=== Task to complete ===
Every line below should be set down exactly as it appears.

=== Listed entries ===
##########
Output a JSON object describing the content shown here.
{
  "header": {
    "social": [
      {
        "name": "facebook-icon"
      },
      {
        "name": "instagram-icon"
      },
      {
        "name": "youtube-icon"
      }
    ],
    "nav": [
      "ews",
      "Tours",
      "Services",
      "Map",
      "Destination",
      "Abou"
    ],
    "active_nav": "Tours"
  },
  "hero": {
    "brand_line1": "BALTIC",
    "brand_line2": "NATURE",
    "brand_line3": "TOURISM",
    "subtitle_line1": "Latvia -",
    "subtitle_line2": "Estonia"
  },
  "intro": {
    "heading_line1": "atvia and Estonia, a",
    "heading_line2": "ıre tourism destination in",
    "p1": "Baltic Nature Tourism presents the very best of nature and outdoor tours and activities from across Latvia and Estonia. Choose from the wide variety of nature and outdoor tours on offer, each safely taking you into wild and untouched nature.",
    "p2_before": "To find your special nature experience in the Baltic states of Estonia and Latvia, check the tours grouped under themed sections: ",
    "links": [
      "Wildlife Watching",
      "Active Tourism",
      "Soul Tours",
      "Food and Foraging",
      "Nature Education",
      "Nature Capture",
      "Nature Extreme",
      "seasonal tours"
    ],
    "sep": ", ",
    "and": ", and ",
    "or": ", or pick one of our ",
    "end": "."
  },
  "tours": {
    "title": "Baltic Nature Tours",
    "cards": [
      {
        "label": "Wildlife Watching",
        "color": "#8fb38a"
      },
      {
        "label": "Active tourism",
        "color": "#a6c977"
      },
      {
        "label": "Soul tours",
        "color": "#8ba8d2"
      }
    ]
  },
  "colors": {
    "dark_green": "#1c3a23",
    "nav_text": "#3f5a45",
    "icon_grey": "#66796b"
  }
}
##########
=== Worked solution ===
Output a JSON object describing the content shown here.
{
  "header": {
    "social": [
      {
        "name": "facebook-icon"
      },
      {
        "name": "instagram-icon"
      },
      {
        "name": "youtube-icon"
      }
    ],
    "nav": [
      "ews",
      "Tours",
      "Services",
      "Map",
      "Destination",
      "Abou"
    ],
    "active_nav": "Tours"
  },
  "hero": {
    "brand_line1": "BALTIC",
    "brand_line2": "NATURE",
    "brand_line3": "TOURISM",
    "subtitle_line1": "Latvia -",
    "subtitle_line2": "Estonia"
  },
  "intro": {
    "heading_line1": "atvia and Estonia, a",
    "heading_line2": "ıre tourism destination in",
    "p1": "Baltic Nature Tourism presents the very best of nature and outdoor tours and activities from across Latvia and Estonia. Choose from the wide variety of nature and outdoor tours on offer, each safely taking you into wild and untouched nature.",
    "p2_before": "To find your special nature experience in the Baltic states of Estonia and Latvia, check the tours grouped under themed sections: ",
    "links": [
      "Wildlife Watching",
      "Active Tourism",
      "Soul Tours",
      "Food and Foraging",
      "Nature Education",
      "Nature Capture",
      "Nature Extreme",
      "seasonal tours"
    ],
    "sep": ", ",
    "and": ", and ",
    "or": ", or pick one of our ",
    "end": "."
  },
  "tours": {
    "title": "Baltic Nature Tours",
    "cards": [
      {
        "label": "Wildlife Watching",
        "color": "#8fb38a"
      },
      {
        "label": "Active tourism",
        "color": "#a6c977"
      },
      {
        "label": "Soul tours",
        "color": "#8ba8d2"
      }
    ]
  },
  "colors": {
    "dark_green": "#1c3a23",
    "nav_text": "#3f5a45",
    "icon_grey": "#66796b"
  }
}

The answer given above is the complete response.